The real heavy hitters are the Russian brands — which account for the remaining 85 percent of the market.
The biggest selling local brand — and the jewel in Carlsberg’s Russian crown — is the Baltika product line, which accounts for 40 percent of all beer sales in Russia. Other premium segment brands include Zolotaya Bochka (SABMiller) and Stary Melnik (Efes).
The Moscow Brewing Company’s champion, Zhiguli Barnoye, is a lager that is matured for 21 days — unique in Russia, Dementyev claims — and trades on nostalgia for the Soviet 1960s.
The new version, as well as the classic Soviet Zhigulyovskoye brew — which is now in the discount segment of Carlsberg’s portfolio and ubiquitously available at kiosks — get their name from the same region as the automobile.
Zhiguli Barnoye was launched in 2008 as the house brew for the legendary Zhiguli bar on Novy Arbat. Since then it has flown off the shelves as a middle-segment lager and kept the Moscow Beer Company expanding, though the overall market shrunk.
In the late Soviet period, the Zhiguli bar was one of very few drinking dens in the city.
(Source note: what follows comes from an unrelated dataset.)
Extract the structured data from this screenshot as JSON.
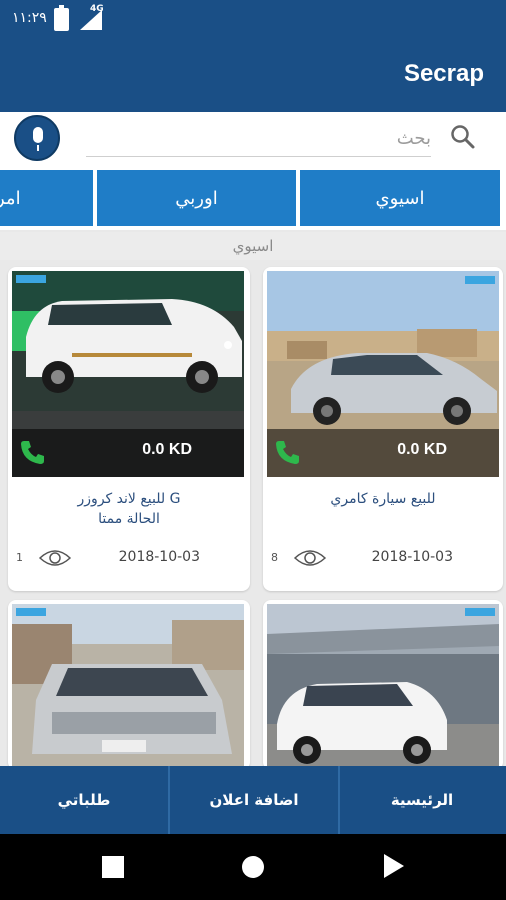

Back in 1987 its only rival was a large corrugated metal hangar with long wooden tables inside behind the Kievskaya metro station. Hopefuls had to stand in line for hours for both venues.
Zhiguli Barnoye’s branding could best be described as Soviet retro; it is sold in old-fashioned green bottles with a sepia label evoking images of the 1960s. It does, however, have easy-open tops, tastes much more like a decent lager than its notorious Soviet-era namesake and is targeted at the “middle” segment of the beer market — comparable to Baltika’s No. 3.
And it is also distinctly and recognizably Russian — as opposed to mainstream brands that have adopted Western-style labels with Cyrillic writing, Dementyev says. “If you look at the market, you understand that Zhiguli Barnoye is in fact the only truly Russian brand,” he said.
The marriage of nostalgia with modern quality has paid off. It won the brand of the year at the Russian EFFIE awards in 2010, and in the same year sold more 0.5 liter bottles in Moscow than any other brand, according to data by research company AC Nielsen.
Though there is no stated desire to take on the leaders, it’s clear that Zhiguli Barnoye’s local success has given the company a certain giant-slaying confidence.
“One day, we hope to be the No. 1 brand in greater Moscow,” Dementyev said. “We’re going to grow, and we’re doing a lot of enlargements to achieve that growth. That’s the plan.”